┌──

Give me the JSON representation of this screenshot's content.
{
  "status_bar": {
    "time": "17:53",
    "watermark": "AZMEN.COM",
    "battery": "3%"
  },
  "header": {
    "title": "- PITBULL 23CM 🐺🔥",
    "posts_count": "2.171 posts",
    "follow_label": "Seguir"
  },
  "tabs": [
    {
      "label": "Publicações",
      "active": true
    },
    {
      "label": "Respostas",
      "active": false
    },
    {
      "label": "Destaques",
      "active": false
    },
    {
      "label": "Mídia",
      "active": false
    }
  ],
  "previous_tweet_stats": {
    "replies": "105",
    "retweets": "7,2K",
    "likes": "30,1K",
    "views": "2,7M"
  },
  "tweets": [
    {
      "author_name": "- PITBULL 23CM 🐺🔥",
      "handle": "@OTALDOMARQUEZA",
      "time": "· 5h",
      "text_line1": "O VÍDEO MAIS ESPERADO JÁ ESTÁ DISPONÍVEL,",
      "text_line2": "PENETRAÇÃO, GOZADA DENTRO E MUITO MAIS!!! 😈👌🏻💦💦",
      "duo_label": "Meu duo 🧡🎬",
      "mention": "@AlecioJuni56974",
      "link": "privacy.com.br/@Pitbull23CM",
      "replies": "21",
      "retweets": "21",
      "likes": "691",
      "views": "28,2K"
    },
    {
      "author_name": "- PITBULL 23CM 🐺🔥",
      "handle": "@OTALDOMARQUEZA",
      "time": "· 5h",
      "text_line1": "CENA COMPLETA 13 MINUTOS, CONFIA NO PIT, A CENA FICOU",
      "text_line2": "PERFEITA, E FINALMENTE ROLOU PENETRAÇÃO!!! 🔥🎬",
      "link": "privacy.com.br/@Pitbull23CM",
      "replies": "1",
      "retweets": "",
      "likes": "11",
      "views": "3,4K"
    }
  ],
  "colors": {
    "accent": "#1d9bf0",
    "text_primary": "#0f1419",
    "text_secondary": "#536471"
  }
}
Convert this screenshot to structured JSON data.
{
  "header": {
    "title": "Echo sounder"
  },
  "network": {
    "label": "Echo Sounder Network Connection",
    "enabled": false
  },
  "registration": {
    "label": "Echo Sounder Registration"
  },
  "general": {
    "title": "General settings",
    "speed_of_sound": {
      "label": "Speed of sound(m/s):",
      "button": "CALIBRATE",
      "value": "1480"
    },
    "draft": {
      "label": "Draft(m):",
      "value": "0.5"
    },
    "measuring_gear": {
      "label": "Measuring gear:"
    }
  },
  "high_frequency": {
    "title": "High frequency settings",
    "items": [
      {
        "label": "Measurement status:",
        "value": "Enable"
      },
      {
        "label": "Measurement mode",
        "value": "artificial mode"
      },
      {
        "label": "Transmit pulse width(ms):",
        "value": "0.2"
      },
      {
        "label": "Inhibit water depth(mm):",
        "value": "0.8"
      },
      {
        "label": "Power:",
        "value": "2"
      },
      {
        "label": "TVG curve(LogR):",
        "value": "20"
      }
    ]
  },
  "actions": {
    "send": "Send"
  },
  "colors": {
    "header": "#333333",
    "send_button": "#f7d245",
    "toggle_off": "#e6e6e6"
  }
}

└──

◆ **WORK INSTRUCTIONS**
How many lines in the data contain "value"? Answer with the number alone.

◆ **ANSWER BELOW**
8